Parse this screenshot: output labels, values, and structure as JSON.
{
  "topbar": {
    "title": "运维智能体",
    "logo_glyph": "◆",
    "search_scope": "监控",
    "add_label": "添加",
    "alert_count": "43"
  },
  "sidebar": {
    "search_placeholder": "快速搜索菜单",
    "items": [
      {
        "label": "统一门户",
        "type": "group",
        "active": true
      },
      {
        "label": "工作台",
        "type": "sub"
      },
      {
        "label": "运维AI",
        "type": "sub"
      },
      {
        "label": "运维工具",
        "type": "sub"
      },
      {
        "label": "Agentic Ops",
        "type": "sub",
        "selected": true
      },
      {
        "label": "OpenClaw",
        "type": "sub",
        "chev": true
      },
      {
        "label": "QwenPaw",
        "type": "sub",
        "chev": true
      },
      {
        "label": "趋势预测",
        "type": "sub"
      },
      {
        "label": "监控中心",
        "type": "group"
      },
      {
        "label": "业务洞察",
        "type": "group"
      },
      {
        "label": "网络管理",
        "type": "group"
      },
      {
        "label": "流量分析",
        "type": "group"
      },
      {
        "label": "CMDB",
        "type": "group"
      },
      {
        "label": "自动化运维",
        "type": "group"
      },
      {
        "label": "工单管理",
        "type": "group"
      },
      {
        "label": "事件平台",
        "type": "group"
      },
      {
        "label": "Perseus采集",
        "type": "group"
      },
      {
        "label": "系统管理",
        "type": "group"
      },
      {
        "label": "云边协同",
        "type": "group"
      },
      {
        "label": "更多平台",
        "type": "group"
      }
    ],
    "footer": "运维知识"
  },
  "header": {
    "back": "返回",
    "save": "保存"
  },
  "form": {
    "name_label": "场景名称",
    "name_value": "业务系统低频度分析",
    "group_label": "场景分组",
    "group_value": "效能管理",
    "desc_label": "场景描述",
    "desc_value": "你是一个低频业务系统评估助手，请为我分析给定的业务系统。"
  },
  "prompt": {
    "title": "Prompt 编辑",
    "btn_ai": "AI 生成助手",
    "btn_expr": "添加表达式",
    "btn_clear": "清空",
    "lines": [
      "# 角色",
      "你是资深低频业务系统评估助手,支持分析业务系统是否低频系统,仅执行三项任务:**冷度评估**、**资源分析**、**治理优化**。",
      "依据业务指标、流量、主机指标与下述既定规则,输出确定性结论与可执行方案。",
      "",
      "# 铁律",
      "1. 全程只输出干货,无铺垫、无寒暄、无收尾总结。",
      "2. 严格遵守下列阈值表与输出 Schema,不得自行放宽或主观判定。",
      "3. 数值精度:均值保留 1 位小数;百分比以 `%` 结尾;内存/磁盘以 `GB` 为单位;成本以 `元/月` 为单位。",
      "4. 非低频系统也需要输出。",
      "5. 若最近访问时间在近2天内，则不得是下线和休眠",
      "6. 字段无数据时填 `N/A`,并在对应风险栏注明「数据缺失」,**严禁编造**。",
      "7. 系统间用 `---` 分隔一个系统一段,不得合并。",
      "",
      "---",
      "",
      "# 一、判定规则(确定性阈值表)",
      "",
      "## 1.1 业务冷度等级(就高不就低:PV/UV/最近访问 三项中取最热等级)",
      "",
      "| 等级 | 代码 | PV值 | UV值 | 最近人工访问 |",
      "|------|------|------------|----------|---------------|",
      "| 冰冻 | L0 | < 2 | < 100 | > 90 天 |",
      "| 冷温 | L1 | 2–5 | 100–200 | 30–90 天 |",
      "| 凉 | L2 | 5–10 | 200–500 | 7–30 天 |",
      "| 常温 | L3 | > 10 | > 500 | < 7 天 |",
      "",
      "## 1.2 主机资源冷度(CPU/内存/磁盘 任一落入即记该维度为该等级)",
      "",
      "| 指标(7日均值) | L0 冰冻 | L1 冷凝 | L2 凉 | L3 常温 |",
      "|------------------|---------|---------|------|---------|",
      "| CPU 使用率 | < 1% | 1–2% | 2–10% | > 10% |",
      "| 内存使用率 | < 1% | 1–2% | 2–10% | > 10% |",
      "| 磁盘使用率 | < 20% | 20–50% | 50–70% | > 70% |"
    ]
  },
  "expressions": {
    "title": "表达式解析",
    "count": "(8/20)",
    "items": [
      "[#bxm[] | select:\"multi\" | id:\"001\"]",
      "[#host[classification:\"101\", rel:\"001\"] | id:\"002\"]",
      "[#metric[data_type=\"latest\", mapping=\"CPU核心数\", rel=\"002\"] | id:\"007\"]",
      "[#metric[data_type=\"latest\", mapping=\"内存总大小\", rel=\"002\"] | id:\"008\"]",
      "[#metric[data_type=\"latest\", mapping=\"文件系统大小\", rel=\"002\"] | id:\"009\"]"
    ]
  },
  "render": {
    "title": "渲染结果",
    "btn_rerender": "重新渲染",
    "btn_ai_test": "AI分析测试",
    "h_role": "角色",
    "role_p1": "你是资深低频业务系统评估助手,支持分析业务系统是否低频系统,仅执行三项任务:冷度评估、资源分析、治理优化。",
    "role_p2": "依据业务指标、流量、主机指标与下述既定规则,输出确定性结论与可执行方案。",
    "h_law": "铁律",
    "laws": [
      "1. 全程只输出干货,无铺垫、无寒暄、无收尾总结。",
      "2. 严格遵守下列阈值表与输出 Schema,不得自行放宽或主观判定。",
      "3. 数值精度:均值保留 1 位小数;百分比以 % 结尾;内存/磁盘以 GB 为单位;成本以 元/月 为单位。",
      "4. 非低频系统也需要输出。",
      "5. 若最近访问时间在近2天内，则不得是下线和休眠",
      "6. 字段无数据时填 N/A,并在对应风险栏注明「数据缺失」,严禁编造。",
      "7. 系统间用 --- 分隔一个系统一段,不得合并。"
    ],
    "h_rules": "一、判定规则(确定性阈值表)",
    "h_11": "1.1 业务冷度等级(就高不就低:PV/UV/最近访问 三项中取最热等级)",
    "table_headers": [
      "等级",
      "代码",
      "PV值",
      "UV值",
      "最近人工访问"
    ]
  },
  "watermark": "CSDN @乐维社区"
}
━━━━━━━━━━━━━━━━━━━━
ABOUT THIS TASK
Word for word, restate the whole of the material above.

OUTPUT FOR THIS EXERCISE
Parse this screenshot: output labels, values, and structure as JSON.
{
  "topbar": {
    "title": "运维智能体",
    "logo_glyph": "◆",
    "search_scope": "监控",
    "add_label": "添加",
    "alert_count": "43"
  },
  "sidebar": {
    "search_placeholder": "快速搜索菜单",
    "items": [
      {
        "label": "统一门户",
        "type": "group",
        "active": true
      },
      {
        "label": "工作台",
        "type": "sub"
      },
      {
        "label": "运维AI",
        "type": "sub"
      },
      {
        "label": "运维工具",
        "type": "sub"
      },
      {
        "label": "Agentic Ops",
        "type": "sub",
        "selected": true
      },
      {
        "label": "OpenClaw",
        "type": "sub",
        "chev": true
      },
      {
        "label": "QwenPaw",
        "type": "sub",
        "chev": true
      },
      {
        "label": "趋势预测",
        "type": "sub"
      },
      {
        "label": "监控中心",
        "type": "group"
      },
      {
        "label": "业务洞察",
        "type": "group"
      },
      {
        "label": "网络管理",
        "type": "group"
      },
      {
        "label": "流量分析",
        "type": "group"
      },
      {
        "label": "CMDB",
        "type": "group"
      },
      {
        "label": "自动化运维",
        "type": "group"
      },
      {
        "label": "工单管理",
        "type": "group"
      },
      {
        "label": "事件平台",
        "type": "group"
      },
      {
        "label": "Perseus采集",
        "type": "group"
      },
      {
        "label": "系统管理",
        "type": "group"
      },
      {
        "label": "云边协同",
        "type": "group"
      },
      {
        "label": "更多平台",
        "type": "group"
      }
    ],
    "footer": "运维知识"
  },
  "header": {
    "back": "返回",
    "save": "保存"
  },
  "form": {
    "name_label": "场景名称",
    "name_value": "业务系统低频度分析",
    "group_label": "场景分组",
    "group_value": "效能管理",
    "desc_label": "场景描述",
    "desc_value": "你是一个低频业务系统评估助手，请为我分析给定的业务系统。"
  },
  "prompt": {
    "title": "Prompt 编辑",
    "btn_ai": "AI 生成助手",
    "btn_expr": "添加表达式",
    "btn_clear": "清空",
    "lines": [
      "# 角色",
      "你是资深低频业务系统评估助手,支持分析业务系统是否低频系统,仅执行三项任务:**冷度评估**、**资源分析**、**治理优化**。",
      "依据业务指标、流量、主机指标与下述既定规则,输出确定性结论与可执行方案。",
      "",
      "# 铁律",
      "1. 全程只输出干货,无铺垫、无寒暄、无收尾总结。",
      "2. 严格遵守下列阈值表与输出 Schema,不得自行放宽或主观判定。",
      "3. 数值精度:均值保留 1 位小数;百分比以 `%` 结尾;内存/磁盘以 `GB` 为单位;成本以 `元/月` 为单位。",
      "4. 非低频系统也需要输出。",
      "5. 若最近访问时间在近2天内，则不得是下线和休眠",
      "6. 字段无数据时填 `N/A`,并在对应风险栏注明「数据缺失」,**严禁编造**。",
      "7. 系统间用 `---` 分隔一个系统一段,不得合并。",
      "",
      "---",
      "",
      "# 一、判定规则(确定性阈值表)",
      "",
      "## 1.1 业务冷度等级(就高不就低:PV/UV/最近访问 三项中取最热等级)",
      "",
      "| 等级 | 代码 | PV值 | UV值 | 最近人工访问 |",
      "|------|------|------------|----------|---------------|",
      "| 冰冻 | L0 | < 2 | < 100 | > 90 天 |",
      "| 冷温 | L1 | 2–5 | 100–200 | 30–90 天 |",
      "| 凉 | L2 | 5–10 | 200–500 | 7–30 天 |",
      "| 常温 | L3 | > 10 | > 500 | < 7 天 |",
      "",
      "## 1.2 主机资源冷度(CPU/内存/磁盘 任一落入即记该维度为该等级)",
      "",
      "| 指标(7日均值) | L0 冰冻 | L1 冷凝 | L2 凉 | L3 常温 |",
      "|------------------|---------|---------|------|---------|",
      "| CPU 使用率 | < 1% | 1–2% | 2–10% | > 10% |",
      "| 内存使用率 | < 1% | 1–2% | 2–10% | > 10% |",
      "| 磁盘使用率 | < 20% | 20–50% | 50–70% | > 70% |"
    ]
  },
  "expressions": {
    "title": "表达式解析",
    "count": "(8/20)",
    "items": [
      "[#bxm[] | select:\"multi\" | id:\"001\"]",
      "[#host[classification:\"101\", rel:\"001\"] | id:\"002\"]",
      "[#metric[data_type=\"latest\", mapping=\"CPU核心数\", rel=\"002\"] | id:\"007\"]",
      "[#metric[data_type=\"latest\", mapping=\"内存总大小\", rel=\"002\"] | id:\"008\"]",
      "[#metric[data_type=\"latest\", mapping=\"文件系统大小\", rel=\"002\"] | id:\"009\"]"
    ]
  },
  "render": {
    "title": "渲染结果",
    "btn_rerender": "重新渲染",
    "btn_ai_test": "AI分析测试",
    "h_role": "角色",
    "role_p1": "你是资深低频业务系统评估助手,支持分析业务系统是否低频系统,仅执行三项任务:冷度评估、资源分析、治理优化。",
    "role_p2": "依据业务指标、流量、主机指标与下述既定规则,输出确定性结论与可执行方案。",
    "h_law": "铁律",
    "laws": [
      "1. 全程只输出干货,无铺垫、无寒暄、无收尾总结。",
      "2. 严格遵守下列阈值表与输出 Schema,不得自行放宽或主观判定。",
      "3. 数值精度:均值保留 1 位小数;百分比以 % 结尾;内存/磁盘以 GB 为单位;成本以 元/月 为单位。",
      "4. 非低频系统也需要输出。",
      "5. 若最近访问时间在近2天内，则不得是下线和休眠",
      "6. 字段无数据时填 N/A,并在对应风险栏注明「数据缺失」,严禁编造。",
      "7. 系统间用 --- 分隔一个系统一段,不得合并。"
    ],
    "h_rules": "一、判定规则(确定性阈值表)",
    "h_11": "1.1 业务冷度等级(就高不就低:PV/UV/最近访问 三项中取最热等级)",
    "table_headers": [
      "等级",
      "代码",
      "PV值",
      "UV值",
      "最近人工访问"
    ]
  },
  "watermark": "CSDN @乐维社区"
}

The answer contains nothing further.